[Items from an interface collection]

*****

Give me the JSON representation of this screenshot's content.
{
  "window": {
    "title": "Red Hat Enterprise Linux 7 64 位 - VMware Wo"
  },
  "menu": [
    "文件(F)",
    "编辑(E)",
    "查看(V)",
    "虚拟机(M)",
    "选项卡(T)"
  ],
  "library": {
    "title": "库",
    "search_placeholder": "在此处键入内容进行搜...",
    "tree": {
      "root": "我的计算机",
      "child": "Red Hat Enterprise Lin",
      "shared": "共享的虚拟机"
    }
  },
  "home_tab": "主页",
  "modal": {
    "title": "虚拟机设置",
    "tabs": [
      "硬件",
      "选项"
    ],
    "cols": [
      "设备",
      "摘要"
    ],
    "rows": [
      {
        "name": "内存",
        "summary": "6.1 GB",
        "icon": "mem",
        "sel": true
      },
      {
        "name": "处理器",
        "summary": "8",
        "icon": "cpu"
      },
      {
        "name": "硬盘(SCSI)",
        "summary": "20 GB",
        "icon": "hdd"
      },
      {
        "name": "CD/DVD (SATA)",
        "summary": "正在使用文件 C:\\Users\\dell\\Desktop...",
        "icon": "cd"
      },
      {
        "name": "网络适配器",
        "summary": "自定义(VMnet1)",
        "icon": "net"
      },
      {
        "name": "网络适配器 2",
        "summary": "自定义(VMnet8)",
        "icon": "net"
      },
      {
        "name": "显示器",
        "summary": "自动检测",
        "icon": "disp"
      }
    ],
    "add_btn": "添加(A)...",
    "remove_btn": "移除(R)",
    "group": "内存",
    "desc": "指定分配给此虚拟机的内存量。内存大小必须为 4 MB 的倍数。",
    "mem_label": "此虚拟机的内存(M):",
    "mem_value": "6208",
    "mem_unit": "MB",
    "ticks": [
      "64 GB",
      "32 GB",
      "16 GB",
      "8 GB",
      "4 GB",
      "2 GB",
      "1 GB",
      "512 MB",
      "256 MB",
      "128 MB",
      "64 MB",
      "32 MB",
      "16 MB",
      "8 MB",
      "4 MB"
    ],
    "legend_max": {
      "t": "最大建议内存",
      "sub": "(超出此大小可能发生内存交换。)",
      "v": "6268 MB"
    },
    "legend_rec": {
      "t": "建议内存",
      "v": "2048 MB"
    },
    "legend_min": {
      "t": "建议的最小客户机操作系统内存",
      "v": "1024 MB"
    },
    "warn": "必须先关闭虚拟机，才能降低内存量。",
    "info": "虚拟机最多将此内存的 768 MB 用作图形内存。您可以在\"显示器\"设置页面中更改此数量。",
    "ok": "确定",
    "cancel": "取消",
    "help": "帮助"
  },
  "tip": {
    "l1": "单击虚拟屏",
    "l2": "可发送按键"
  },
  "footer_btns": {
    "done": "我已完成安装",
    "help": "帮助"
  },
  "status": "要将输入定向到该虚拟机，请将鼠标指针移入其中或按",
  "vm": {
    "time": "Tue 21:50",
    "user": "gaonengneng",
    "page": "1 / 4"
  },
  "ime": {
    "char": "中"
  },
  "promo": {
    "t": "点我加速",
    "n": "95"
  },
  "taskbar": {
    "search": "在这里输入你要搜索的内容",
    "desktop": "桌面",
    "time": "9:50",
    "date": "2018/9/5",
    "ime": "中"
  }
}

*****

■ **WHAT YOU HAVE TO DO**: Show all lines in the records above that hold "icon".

■ **TASK SOLUTION**:
        "icon": "mem",
        "icon": "cpu"
        "icon": "hdd"
        "icon": "cd"
        "icon": "net"
        "icon": "net"
        "icon": "disp"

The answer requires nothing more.